TEHRAN (Press Shia) – An American political science professor said African-Americans have always been victims of discrimination in the US.
“African-Americans have always been the victims of discrimination. What has changed is that social media now allows for the recording of incidents of victimization, especially by police. The Great Recession of 2009 has made life much more difficult for African-Americans. The wealth, job, income, and poverty disparities between Blacks and the rest of American society have become worse,” James D. Savage told the Press Shia News Agency.
Savage is a political science professor at the University of Virginia and teaches public policy in the Department of Politics and at the Frank Batten School of Leadership and Public Policy. He is an expert in government budget and fiscal policies and budget theory. He completed his undergraduate degrees in political science and psychology at the University of California, Riverside, his graduate degrees in political science, public policy, and economics at the University of California, Berkeley, and his post-doctoral fellowship at Harvard University.

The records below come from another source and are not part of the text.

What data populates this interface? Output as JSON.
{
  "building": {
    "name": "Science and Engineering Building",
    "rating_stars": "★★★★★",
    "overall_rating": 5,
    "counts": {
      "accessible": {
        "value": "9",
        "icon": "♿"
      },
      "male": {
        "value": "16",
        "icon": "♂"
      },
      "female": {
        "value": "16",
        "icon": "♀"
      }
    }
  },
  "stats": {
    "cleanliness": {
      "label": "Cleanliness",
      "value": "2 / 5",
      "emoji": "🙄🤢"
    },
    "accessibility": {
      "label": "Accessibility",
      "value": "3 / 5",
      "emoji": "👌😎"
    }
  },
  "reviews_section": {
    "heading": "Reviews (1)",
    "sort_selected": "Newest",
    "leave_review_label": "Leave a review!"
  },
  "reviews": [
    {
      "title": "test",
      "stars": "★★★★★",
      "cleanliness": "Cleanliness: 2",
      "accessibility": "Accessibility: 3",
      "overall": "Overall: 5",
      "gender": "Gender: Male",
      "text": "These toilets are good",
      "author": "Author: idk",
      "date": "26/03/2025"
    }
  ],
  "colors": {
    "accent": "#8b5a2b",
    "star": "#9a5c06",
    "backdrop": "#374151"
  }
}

Following is the full text of the interview.
Q: A new wave of protests has gripped various states in the US after unarmed African American Keith Scott was shot dead by police on September 22, in Charlotte. As you know the United States has been a self-declared champion of human rights across the globe. However, the recent killings of African-Americans by the US police have raised questions about Washington's own record. What is your take on the human rights situation in the US?
A: The United States is undergoing a dramatic change in its demography. By 2043, Whites will no longer be the majority race in America. The nonwhite population is now 37 percent of the US. The fastest population growth is taking place among multiracial Americans, followed by Asians and Hispanics. Non-Hispanic whites make up 63 percent of the US; Hispanics, 17 percent; Blacks, 12.3 percent; Asians, 5 percent; and multiracial Americans, 2.4 percent. So Blacks are competing for good jobs and access to good schools with these other racial and immigrant groups, as well as with Whites. America’s human rights challenge is to ensure that equal opportunities are available for all of these groups.
Q: African American communities in the US are increasingly falling victim to violence and discrimination. Why? Do you believe the white-dominant system has waged a war on the blacks?
A: African-Americans have always been the victims of discrimination. What has changed is that social media now allows for the recording of incidents of victimization, especially by police. The Great Recession of 2009 has made life much more difficult for African-Americans. The wealth, job, income, and poverty disparities between Blacks and the rest of American society have become worse. Black unemployment was 9.5 percent during the third quarter of 2015 compared to 4.5 percent for whites. The annual median income of Black households in 2014 was $35,398, compared to the US medium income of $53,657. The Black poverty rate in 2014 was 26.2 percent, compared to 14.8 percent nationwide. The July 2016 unemployment rates for White youth ages 16-25 was 9.9 percent, compared to higher rates for Blacks (20.6 percent), Asians (10.0 percent), and Hispanics (11.3 percent).
Q: Back in June, the US Senate rejected a series of gun-control measures just days after the Orlando nightclub massacre shooting, including proposals to keep weapons out of the hands of people on terror watch lists. Every year, more than 30,000 people are shot and killed in the United States. What do you think about the Senate move?
A: Gun control is a politically difficult issue in the United States because owning guns is a way of life in much of America, especially in rural areas. Reasonable gun control could include registration of gun ownership and the prohibition of gun ownership for the mentally-impaired. Gun owners are concerned that the government would use this information to confiscate their guns, and are able to block this legislation.